● **What the task requires**: All of the lines below should be copied word for word.

● **Data extracts**:

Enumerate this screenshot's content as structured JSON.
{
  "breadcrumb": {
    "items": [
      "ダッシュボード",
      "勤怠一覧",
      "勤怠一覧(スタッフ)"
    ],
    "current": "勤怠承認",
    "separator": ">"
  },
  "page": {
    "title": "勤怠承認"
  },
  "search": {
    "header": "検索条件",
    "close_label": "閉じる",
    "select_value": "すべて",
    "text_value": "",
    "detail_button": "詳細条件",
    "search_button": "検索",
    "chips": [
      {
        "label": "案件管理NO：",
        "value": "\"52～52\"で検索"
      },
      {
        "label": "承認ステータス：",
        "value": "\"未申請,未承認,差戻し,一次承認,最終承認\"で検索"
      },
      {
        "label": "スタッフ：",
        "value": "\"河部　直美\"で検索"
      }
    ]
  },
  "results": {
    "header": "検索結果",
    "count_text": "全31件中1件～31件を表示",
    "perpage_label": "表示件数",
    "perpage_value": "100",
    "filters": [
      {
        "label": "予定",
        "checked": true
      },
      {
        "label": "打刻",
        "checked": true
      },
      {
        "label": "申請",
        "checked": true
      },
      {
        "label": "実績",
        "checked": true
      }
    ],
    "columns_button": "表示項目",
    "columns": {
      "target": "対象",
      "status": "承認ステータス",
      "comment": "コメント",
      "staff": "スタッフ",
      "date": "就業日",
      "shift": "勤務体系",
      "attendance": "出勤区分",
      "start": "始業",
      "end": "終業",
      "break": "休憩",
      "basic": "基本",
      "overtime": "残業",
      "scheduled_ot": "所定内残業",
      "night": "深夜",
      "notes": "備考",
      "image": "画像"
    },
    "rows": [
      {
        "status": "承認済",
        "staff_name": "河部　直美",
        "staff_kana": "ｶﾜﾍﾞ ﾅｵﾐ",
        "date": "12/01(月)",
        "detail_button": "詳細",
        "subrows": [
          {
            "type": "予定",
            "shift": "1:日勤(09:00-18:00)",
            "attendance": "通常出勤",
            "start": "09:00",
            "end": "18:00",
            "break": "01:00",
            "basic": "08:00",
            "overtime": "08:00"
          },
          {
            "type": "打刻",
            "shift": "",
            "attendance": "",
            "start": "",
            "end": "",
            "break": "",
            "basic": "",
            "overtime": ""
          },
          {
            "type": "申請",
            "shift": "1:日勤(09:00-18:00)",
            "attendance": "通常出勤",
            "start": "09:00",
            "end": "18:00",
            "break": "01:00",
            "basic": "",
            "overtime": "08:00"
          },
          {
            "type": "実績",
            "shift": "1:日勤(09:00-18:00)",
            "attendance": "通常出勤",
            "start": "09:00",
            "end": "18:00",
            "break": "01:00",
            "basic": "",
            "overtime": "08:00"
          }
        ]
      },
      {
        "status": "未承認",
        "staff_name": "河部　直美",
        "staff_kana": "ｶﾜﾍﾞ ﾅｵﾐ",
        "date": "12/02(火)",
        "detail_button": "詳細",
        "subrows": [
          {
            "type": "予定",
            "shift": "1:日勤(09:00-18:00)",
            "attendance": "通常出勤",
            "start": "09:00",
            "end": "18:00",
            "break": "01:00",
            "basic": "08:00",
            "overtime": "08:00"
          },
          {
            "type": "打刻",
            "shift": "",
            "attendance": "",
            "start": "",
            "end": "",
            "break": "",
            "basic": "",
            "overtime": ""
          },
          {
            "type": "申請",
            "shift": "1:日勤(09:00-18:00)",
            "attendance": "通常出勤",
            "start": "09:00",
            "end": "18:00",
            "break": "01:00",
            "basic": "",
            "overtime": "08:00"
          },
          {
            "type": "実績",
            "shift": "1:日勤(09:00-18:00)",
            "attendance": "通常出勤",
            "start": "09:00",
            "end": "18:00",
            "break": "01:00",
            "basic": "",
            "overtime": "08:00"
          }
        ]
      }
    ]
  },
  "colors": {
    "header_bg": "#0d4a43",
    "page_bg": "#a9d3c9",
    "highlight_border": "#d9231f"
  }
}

● **Reply**:
Enumerate this screenshot's content as structured JSON.
{
  "breadcrumb": {
    "items": [
      "ダッシュボード",
      "勤怠一覧",
      "勤怠一覧(スタッフ)"
    ],
    "current": "勤怠承認",
    "separator": ">"
  },
  "page": {
    "title": "勤怠承認"
  },
  "search": {
    "header": "検索条件",
    "close_label": "閉じる",
    "select_value": "すべて",
    "text_value": "",
    "detail_button": "詳細条件",
    "search_button": "検索",
    "chips": [
      {
        "label": "案件管理NO：",
        "value": "\"52～52\"で検索"
      },
      {
        "label": "承認ステータス：",
        "value": "\"未申請,未承認,差戻し,一次承認,最終承認\"で検索"
      },
      {
        "label": "スタッフ：",
        "value": "\"河部　直美\"で検索"
      }
    ]
  },
  "results": {
    "header": "検索結果",
    "count_text": "全31件中1件～31件を表示",
    "perpage_label": "表示件数",
    "perpage_value": "100",
    "filters": [
      {
        "label": "予定",
        "checked": true
      },
      {
        "label": "打刻",
        "checked": true
      },
      {
        "label": "申請",
        "checked": true
      },
      {
        "label": "実績",
        "checked": true
      }
    ],
    "columns_button": "表示項目",
    "columns": {
      "target": "対象",
      "status": "承認ステータス",
      "comment": "コメント",
      "staff": "スタッフ",
      "date": "就業日",
      "shift": "勤務体系",
      "attendance": "出勤区分",
      "start": "始業",
      "end": "終業",
      "break": "休憩",
      "basic": "基本",
      "overtime": "残業",
      "scheduled_ot": "所定内残業",
      "night": "深夜",
      "notes": "備考",
      "image": "画像"
    },
    "rows": [
      {
        "status": "承認済",
        "staff_name": "河部　直美",
        "staff_kana": "ｶﾜﾍﾞ ﾅｵﾐ",
        "date": "12/01(月)",
        "detail_button": "詳細",
        "subrows": [
          {
            "type": "予定",
            "shift": "1:日勤(09:00-18:00)",
            "attendance": "通常出勤",
            "start": "09:00",
            "end": "18:00",
            "break": "01:00",
            "basic": "08:00",
            "overtime": "08:00"
          },
          {
            "type": "打刻",
            "shift": "",
            "attendance": "",
            "start": "",
            "end": "",
            "break": "",
            "basic": "",
            "overtime": ""
          },
          {
            "type": "申請",
            "shift": "1:日勤(09:00-18:00)",
            "attendance": "通常出勤",
            "start": "09:00",
            "end": "18:00",
            "break": "01:00",
            "basic": "",
            "overtime": "08:00"
          },
          {
            "type": "実績",
            "shift": "1:日勤(09:00-18:00)",
            "attendance": "通常出勤",
            "start": "09:00",
            "end": "18:00",
            "break": "01:00",
            "basic": "",
            "overtime": "08:00"
          }
        ]
      },
      {
        "status": "未承認",
        "staff_name": "河部　直美",
        "staff_kana": "ｶﾜﾍﾞ ﾅｵﾐ",
        "date": "12/02(火)",
        "detail_button": "詳細",
        "subrows": [
          {
            "type": "予定",
            "shift": "1:日勤(09:00-18:00)",
            "attendance": "通常出勤",
            "start": "09:00",
            "end": "18:00",
            "break": "01:00",
            "basic": "08:00",
            "overtime": "08:00"
          },
          {
            "type": "打刻",
            "shift": "",
            "attendance": "",
            "start": "",
            "end": "",
            "break": "",
            "basic": "",
            "overtime": ""
          },
          {
            "type": "申請",
            "shift": "1:日勤(09:00-18:00)",
            "attendance": "通常出勤",
            "start": "09:00",
            "end": "18:00",
            "break": "01:00",
            "basic": "",
            "overtime": "08:00"
          },
          {
            "type": "実績",
            "shift": "1:日勤(09:00-18:00)",
            "attendance": "通常出勤",
            "start": "09:00",
            "end": "18:00",
            "break": "01:00",
            "basic": "",
            "overtime": "08:00"
          }
        ]
      }
    ]
  },
  "colors": {
    "header_bg": "#0d4a43",
    "page_bg": "#a9d3c9",
    "highlight_border": "#d9231f"
  }
}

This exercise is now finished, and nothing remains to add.